What about TypeScript / WebAssembly / PHP / etc?

Technologies like TypeScript, WebAssembly, and PHP have their own merits and use-cases, but that doesn’t necessarily negate the staying power of JavaScript.

TypeScript is actually a superset of JavaScript and aims to enhance it, not replace it.

WebAssembly is designed to work alongside JavaScript, offering performance benefits for specific tasks but not entirely usurping JavaScript’s role.

As for PHP, it’s largely server-side and operates in a different realm than client-side JavaScript.

All these technologies can co-exist and even complement JavaScript, rather than pushing it out of the ecosystem.

Learning JavaScript in depth

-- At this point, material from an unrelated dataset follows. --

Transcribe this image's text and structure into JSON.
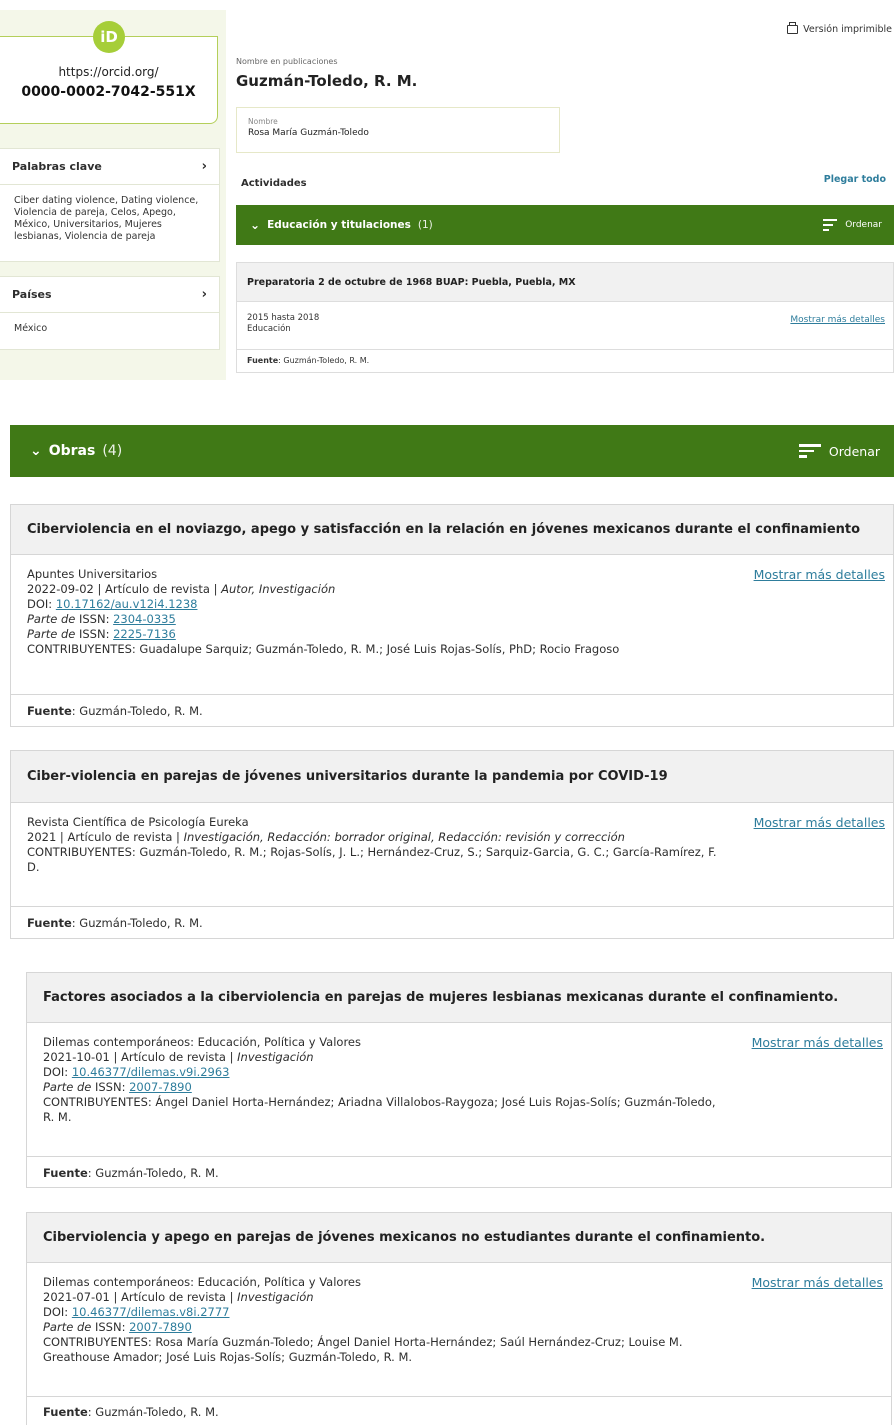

The key here is to develop an in-depth understanding of the language. I’m talking about understanding things like Scopes, Closures, Object prototypes, IIFEs, and the likes.

If some of those terms were unfamiliar, rejoice! There are a ton of great resources out there for deepening your understanding of JavaScript. The community is pretty rad too.

I highly recommend the You Don’t Know JS Yet series (which is free to read online). Tony Alicea’s Udemy course on JavaScript is also a great resource (currently costs $12).

What should you learn first?

I recommend you tailor your learning plan to your career goals. Keep in mind, though, that career goals are not the same as what you do day-to-day.

Focusing on underlying technologies like SQL or JavaScript may require you to take a step back from the frameworks that you’re using in your day-to-day work, which I think is well worth it. You’ll be investing in more foundational skills that are likely to apply to your work long into the future.

If you’re choosing between focusing on SQL or JS first, consider which part of the stack you want to deepen your understanding of. For backend, learn SQL. For frontend, JavaScript.

Write down your goals

Personally, I find it incredibly helpful to write down my goals.

Research has shown that people who write down their goals are more likely to achieve them.